While the breakdown of XYG3 and XYGJ-OS is interesting, and potentially valuable as a guide to developing DH functionals in the future, it is important to clarify two points. First, XYG3 and XYGJ-OS are generally very good functionals for the study of chemistry around equilibrium molecular configurations, as is consistent with existing studies.10,11,14,16 That is consistent with the way in which the few parameters in these xDH functionals were trained, and is consistent with the expectation that there will be only a small orbital mismatch under such conditions.

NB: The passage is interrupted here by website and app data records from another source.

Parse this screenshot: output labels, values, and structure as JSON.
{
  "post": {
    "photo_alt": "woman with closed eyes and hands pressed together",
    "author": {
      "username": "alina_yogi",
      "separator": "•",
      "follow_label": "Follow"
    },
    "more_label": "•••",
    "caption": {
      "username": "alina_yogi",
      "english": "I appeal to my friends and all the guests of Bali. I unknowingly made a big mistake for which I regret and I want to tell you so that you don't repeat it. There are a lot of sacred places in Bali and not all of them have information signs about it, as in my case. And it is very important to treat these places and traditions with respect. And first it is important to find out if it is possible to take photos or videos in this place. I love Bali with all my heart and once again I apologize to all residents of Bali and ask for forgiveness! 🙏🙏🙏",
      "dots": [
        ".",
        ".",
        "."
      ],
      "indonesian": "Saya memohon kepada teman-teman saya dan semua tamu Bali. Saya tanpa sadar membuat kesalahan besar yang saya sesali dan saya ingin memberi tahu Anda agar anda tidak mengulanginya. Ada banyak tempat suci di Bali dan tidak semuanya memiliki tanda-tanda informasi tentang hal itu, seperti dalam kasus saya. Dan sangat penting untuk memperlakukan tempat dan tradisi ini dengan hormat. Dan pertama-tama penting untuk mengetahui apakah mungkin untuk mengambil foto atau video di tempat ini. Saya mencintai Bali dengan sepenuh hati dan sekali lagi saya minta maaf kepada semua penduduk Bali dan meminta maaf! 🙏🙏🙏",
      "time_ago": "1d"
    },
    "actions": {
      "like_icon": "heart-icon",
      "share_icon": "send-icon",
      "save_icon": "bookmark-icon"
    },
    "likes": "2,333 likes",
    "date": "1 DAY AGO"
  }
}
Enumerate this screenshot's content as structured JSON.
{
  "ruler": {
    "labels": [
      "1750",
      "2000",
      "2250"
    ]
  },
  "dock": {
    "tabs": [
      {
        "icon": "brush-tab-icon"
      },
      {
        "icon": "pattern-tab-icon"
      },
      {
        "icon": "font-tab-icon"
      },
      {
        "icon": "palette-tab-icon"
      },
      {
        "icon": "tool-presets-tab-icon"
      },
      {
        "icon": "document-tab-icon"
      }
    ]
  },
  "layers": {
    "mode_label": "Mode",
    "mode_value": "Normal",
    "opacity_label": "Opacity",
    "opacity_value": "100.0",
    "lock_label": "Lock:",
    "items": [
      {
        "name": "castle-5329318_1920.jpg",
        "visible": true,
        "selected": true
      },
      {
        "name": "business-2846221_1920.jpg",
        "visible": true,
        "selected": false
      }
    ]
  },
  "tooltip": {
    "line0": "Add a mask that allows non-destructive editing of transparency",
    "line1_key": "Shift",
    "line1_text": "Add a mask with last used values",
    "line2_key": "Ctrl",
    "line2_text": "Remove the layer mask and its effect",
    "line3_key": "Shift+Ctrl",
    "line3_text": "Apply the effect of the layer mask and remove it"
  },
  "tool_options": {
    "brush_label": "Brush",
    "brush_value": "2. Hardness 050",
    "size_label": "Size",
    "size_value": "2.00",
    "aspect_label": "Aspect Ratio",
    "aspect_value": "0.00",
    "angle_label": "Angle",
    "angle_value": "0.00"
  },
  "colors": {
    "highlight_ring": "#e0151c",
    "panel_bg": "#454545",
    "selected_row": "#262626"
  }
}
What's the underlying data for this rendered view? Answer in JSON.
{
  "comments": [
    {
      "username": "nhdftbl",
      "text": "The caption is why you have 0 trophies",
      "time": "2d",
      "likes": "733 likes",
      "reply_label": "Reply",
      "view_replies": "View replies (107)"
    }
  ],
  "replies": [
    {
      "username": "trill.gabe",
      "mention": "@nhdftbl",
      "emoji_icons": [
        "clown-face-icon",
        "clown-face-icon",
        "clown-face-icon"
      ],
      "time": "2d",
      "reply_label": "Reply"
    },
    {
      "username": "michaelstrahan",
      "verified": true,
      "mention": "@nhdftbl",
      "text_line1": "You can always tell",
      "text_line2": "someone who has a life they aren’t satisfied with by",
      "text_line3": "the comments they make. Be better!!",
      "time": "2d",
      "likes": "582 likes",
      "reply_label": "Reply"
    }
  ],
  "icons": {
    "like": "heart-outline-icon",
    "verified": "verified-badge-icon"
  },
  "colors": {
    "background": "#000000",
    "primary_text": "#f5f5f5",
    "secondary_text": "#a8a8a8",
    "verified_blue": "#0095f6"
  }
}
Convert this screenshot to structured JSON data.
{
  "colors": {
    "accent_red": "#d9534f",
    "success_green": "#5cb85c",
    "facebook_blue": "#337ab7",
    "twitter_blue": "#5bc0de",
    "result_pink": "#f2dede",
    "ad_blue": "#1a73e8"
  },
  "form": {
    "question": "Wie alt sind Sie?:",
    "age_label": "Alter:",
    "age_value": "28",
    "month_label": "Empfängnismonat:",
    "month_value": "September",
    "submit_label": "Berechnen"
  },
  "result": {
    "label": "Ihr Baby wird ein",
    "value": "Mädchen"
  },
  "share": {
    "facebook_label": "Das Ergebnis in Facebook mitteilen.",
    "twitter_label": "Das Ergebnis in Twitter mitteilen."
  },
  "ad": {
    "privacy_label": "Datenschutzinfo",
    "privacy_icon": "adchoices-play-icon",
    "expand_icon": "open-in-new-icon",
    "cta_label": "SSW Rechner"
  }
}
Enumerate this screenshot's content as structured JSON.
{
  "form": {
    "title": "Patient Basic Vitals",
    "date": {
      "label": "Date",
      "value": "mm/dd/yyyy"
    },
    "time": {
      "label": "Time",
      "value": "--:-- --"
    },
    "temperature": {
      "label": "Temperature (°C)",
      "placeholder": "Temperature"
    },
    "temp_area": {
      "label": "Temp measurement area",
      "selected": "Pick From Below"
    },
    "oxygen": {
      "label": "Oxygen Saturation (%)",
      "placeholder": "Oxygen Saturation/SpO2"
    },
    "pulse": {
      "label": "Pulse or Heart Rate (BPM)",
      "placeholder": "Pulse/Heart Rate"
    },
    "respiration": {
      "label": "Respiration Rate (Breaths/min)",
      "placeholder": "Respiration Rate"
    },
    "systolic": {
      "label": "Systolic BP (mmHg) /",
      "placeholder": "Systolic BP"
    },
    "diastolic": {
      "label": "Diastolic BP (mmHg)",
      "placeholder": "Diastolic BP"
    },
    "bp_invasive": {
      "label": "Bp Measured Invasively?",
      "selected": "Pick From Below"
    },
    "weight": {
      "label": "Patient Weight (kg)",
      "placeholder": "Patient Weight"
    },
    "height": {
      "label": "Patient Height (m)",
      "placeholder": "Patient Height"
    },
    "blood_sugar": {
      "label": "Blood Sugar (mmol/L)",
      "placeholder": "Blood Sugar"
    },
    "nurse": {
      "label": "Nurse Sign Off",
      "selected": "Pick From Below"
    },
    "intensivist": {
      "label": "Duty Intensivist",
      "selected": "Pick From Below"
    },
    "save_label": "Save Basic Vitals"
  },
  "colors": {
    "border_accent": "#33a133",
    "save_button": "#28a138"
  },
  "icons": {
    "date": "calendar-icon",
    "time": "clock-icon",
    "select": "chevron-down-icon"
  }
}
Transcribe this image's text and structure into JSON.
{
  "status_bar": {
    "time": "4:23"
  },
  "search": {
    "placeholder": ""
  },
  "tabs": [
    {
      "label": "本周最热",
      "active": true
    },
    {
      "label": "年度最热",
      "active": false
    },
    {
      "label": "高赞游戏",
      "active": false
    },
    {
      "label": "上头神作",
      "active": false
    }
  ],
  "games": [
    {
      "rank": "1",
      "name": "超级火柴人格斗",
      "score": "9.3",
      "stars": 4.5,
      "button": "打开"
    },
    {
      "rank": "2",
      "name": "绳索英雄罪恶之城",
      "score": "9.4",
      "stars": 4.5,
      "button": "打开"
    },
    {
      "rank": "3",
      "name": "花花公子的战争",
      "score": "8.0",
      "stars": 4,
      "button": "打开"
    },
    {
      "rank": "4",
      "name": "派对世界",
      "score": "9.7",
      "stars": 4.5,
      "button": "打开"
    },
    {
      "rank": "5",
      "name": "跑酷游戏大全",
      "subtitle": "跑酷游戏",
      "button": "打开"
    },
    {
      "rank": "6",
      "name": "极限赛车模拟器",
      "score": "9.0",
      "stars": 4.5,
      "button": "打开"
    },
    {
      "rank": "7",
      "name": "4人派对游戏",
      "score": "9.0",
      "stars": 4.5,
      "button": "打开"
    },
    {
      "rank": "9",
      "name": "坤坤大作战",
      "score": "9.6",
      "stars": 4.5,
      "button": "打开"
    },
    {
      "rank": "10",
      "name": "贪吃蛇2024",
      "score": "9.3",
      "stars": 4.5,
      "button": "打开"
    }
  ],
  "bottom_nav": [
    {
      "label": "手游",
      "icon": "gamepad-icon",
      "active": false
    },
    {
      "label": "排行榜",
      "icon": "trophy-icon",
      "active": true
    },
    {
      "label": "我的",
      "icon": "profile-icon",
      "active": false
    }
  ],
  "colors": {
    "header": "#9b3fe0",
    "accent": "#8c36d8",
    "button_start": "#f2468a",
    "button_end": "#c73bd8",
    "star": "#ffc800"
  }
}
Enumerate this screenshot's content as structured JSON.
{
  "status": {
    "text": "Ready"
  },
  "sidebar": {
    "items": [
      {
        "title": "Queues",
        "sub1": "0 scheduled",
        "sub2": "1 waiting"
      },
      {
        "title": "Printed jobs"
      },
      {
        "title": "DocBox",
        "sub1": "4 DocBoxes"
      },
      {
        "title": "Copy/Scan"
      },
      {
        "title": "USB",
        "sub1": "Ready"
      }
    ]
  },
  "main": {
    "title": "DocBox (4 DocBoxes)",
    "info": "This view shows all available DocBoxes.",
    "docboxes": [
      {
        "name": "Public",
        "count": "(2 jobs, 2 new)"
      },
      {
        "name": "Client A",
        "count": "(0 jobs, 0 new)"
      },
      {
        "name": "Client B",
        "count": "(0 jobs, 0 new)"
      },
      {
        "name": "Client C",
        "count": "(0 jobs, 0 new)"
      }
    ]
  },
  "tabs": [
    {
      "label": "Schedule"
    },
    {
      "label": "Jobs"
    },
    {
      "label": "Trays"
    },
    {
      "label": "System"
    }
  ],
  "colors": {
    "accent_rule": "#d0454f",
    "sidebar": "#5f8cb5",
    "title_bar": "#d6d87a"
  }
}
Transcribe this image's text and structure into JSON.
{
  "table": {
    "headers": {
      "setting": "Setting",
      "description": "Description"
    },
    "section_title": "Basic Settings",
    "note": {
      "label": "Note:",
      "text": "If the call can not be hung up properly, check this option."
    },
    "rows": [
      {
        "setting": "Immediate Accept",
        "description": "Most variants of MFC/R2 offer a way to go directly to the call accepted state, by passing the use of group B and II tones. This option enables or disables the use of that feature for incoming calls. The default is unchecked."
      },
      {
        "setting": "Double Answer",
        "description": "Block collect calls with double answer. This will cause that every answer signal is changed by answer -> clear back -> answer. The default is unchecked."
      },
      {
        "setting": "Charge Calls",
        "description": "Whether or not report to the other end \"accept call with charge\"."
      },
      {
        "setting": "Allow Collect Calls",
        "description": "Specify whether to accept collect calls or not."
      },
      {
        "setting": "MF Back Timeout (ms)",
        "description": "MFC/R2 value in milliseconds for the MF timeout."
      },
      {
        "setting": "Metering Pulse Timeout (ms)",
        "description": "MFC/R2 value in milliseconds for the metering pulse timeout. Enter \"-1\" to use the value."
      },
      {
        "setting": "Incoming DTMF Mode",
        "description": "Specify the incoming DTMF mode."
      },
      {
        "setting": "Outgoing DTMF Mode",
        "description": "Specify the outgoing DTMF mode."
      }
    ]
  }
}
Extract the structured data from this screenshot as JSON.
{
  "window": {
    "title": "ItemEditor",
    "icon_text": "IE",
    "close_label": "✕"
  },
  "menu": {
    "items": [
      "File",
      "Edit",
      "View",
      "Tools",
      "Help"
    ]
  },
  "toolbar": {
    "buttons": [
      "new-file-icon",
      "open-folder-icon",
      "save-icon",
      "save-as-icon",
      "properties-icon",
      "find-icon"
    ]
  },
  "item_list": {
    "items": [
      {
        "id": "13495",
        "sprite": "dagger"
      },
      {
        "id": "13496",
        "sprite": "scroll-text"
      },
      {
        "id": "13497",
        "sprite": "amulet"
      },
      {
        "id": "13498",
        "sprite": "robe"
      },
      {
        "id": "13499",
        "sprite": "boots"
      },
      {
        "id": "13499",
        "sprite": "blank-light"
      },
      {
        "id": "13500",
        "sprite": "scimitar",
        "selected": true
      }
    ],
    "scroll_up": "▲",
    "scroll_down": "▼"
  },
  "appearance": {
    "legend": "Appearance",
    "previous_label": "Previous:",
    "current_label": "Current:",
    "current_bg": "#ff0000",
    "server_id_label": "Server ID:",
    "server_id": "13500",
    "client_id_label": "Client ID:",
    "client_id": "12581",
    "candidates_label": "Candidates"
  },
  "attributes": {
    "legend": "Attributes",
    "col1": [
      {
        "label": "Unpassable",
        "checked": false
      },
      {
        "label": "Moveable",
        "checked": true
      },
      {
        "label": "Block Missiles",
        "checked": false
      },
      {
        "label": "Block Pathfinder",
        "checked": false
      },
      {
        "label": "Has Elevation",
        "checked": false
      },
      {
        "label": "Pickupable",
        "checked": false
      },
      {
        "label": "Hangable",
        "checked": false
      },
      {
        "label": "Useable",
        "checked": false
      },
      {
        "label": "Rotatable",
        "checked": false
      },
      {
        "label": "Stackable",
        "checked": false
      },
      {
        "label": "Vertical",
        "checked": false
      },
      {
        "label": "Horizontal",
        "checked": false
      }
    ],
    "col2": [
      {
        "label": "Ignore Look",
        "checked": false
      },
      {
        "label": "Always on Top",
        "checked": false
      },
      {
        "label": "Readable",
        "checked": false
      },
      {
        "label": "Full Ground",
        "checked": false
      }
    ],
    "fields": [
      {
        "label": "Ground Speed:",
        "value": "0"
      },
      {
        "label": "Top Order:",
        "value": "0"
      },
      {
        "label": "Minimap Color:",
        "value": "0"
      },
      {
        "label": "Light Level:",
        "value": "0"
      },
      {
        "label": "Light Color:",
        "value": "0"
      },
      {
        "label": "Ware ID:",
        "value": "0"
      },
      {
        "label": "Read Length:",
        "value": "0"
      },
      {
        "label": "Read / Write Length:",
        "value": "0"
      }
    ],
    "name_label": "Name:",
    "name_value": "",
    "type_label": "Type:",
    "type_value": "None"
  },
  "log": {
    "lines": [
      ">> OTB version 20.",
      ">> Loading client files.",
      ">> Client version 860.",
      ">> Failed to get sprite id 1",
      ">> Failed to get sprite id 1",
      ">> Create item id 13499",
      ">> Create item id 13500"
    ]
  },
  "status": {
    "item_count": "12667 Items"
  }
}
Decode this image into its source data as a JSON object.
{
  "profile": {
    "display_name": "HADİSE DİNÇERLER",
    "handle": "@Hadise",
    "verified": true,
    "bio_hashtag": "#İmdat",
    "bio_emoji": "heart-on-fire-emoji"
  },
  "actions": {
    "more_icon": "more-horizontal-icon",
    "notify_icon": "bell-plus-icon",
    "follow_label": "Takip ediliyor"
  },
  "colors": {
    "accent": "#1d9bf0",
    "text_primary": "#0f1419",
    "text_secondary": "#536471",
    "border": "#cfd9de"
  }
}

Thus our present results therefore are not in themselves a reason to abandon routine use of XYG3 and XYGJ-OS in the equilibrium regime, or, when there is no reason to expect a significant orbital mismatch. Our results are certainly a reason to recommend that future attempts to develop widely applicable DH type functionals (especially xDH) should carefully take into account behavior at non-equilibrium configurations.
A second point to clarify is that our results do not imply that unphysical behavior will always occur at non-equilibrium configurations as it is quite possible to have a small non-Hellman-Feynman term. Indeed, dissociation curves for H2 and Li2 appear to be perfectly well described by both XYG3 and XYGJ-OS. Furthermore, the PT2 contribution also appears to act in the opposite direction from the non-Hellman-Feynman KS term and may in fact be successful in ameliorating unphysical behavior in some cases. It is beyond the scope of this letter to develop a quantitative metric that can be employed to determine a priori whether XYG functionals (or indeed any xDH functional) will give physical results or not. However, it is clear from our present results that there is reason to be cautious wherever a large difference between reference densities and xDH truncated KS self-consistent densities might be suspected.
All calculations performed with a development version of the Q-Chem 4.0 package,32 and unrestricted orbitals were employed in each case. Density functional calculations were done with the aug-cc-pCVQZ33–36 basis (except for CH3F, for which aug-cc-pCVTZ was used), and all electron CCSD(2) calculations were done with the aug-cc-pCVTZ basis.
See supplementary material for energies and dipole moments for all problematic species.
This research was supported by the Director, Office of Science, Office of Basic Energy Sciences, of the U.S. Department of Energy under Contract No. DE-AC02-05CH11231. D.H. was also funded by a Berkeley Fellowship.